“We use these beneficial microorganisms to isolate the products that they synthesis and use for survival. These bacteria can be isolated and purified and we use it for the growth of muscle cells,” Akcali told Fi Global Insights.
“When we do this, we also have positive controls that contain the normal, conventional FBS and our results shown that we have a similar rate of cell proliferation in terms of muscle cell growth. It is really similar to FBS. So, why are we doing this if it’s not better? The thing is, instead of costing $400 for one litre of FBS, one litre of our product costs only $10.”
The bacteria Biftek uses have been approved by the US Food and Drug Administration (FDA) in other applications (i.e. not for the production of clean meat) and Akcali was confident that seeking regulatory approval for its solution would be relatively straightforward.
The start-up has already begun to receive offers of collaboration from cell-cultured meat companies.
“We think [other companies] are not doing research on this or any kind of R&D on microorganisms. They may use recombinant growth factors to generate [foetal bovine serum] by using recombinant DNA technology but ours is different […] and therefore companies are sending us letters of intent for collaboration,” said Akcali, who is also professor of cellular and molecular biology at Ankara University and co-director of the Stem Cell Institute in Ankara.
Its final product is lyophilised and dried, meaning it can be shipped cheaply and easily in an envelope – an additional advantage over FBS, which is a biologically active molecule and must be kept at temperatures of at least -20 Celsius. Removing the requirement for cold chain storage will further bring the price down, Akcali said.

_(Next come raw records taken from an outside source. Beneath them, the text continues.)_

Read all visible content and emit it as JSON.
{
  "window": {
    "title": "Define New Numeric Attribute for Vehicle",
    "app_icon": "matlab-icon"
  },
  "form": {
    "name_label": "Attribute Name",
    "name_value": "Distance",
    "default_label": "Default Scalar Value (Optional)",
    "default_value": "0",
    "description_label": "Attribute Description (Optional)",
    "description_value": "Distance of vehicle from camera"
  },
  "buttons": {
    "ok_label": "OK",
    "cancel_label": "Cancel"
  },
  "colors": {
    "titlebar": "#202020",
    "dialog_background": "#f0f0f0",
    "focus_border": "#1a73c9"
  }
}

Why clean meat? ‘Because there is no other choice’
The idea of growing meat in a laboratory might have been dismissed as science fiction or simply unpalatable around 15 years ago but, according to Akcali, consumer acceptance will rise as the price falls and people become accustomed to the idea. Insulin, after all, is made using bacteria and millions of diabetics around the world inject themselves with it every day, he said.
“If you put all the factors together – money, climate, health, animal welfare, and population increases – there is no other choice but to find alternative ways to feed all these people. Clean meat is one option and it’s a good option because it’s real meat, not that plant-based meat. We are producing meat not in an animal’s uterus but in a bioreactor. It contains the same amount of nutritional and protein values because the source is not artificial, it comes from the animal.”

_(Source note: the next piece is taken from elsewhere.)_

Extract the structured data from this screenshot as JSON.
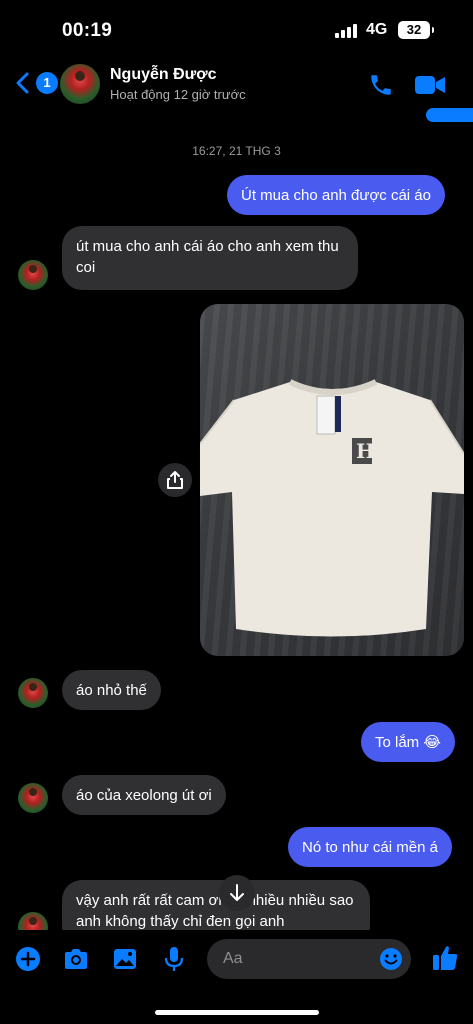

Nevertheless, Biftek expects the cell-cultured meat sector will face initial opposition or, at the very least, hesitancy to try its products. It has engaged with some religious scholars to see if the concept can be considered compatible with religion.
“We are not playing the role of god,” Akcali said. “We are trying to produce a solution that will become imminent in maybe 10 or 15 years. If you explain it to the public in words they can understand, they don’t resist too much and when it costs less, I am sure there won’t be a problem. But nowadays, this is the pain of the initial process.”
The company was founded two years ago in Turkey. The company has established its headquarters in the US under the company name Biftek Inc, although R&D operations will remain in Turkey. Akcali explained that the US is a more attractive location to international investors and there are fewer obstacles to producing meat such as pork. It is currently looking for seed investment and is aiming to raise $2 million in 18 months. At the time of our interview in mid-May, Biftek had secured around half. It has also received funding from Big Idea Ventures, a New York-based accelerator, and from the Turkish government.
These funds will go towards accelerating the microorganism screening process and expanding its research into using other animal cells; so far, Biftek’s work has focused on bovine cells to produce beef but it has identified potential demand from cell-cultured companies working with chicken and fish.